[Data records for software interfaces]

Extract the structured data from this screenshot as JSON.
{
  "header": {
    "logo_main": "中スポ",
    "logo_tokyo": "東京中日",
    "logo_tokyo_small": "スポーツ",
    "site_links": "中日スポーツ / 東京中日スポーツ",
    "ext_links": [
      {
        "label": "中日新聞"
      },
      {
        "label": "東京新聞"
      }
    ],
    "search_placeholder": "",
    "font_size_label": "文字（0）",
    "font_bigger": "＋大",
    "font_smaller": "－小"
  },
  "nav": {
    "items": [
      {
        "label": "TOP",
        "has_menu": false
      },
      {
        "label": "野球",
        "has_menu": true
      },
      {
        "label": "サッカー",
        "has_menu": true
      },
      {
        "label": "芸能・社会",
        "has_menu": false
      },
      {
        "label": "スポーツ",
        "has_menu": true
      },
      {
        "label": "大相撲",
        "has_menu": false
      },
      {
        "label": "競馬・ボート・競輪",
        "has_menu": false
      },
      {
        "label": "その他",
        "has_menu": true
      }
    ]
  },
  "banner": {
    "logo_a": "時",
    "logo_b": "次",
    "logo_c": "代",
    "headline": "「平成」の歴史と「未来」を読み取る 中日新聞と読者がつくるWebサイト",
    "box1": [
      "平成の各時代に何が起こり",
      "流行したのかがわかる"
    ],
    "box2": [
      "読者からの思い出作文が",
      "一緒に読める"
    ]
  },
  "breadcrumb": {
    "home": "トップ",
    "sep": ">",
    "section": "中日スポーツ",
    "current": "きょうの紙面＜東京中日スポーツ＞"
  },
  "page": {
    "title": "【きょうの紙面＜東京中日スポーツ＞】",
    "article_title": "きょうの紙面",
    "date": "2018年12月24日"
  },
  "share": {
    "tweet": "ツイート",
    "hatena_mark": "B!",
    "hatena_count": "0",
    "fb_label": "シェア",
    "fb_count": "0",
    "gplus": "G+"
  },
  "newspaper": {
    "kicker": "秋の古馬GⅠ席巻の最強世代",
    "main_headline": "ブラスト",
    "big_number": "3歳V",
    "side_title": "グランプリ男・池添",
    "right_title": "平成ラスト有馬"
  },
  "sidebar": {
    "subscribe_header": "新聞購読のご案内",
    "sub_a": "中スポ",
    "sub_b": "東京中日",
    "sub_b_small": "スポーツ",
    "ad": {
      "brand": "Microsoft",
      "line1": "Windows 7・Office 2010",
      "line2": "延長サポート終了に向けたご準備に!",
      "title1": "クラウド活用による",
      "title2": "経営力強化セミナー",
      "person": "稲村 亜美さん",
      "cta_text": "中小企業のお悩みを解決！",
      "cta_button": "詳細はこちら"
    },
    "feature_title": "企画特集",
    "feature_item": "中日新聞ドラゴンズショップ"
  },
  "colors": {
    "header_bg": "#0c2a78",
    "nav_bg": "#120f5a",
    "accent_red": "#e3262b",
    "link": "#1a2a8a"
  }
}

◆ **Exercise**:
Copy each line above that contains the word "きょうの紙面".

◆ **Exercise output**:
    "current": "きょうの紙面＜東京中日スポーツ＞"
    "title": "【きょうの紙面＜東京中日スポーツ＞】",
    "article_title": "きょうの紙面",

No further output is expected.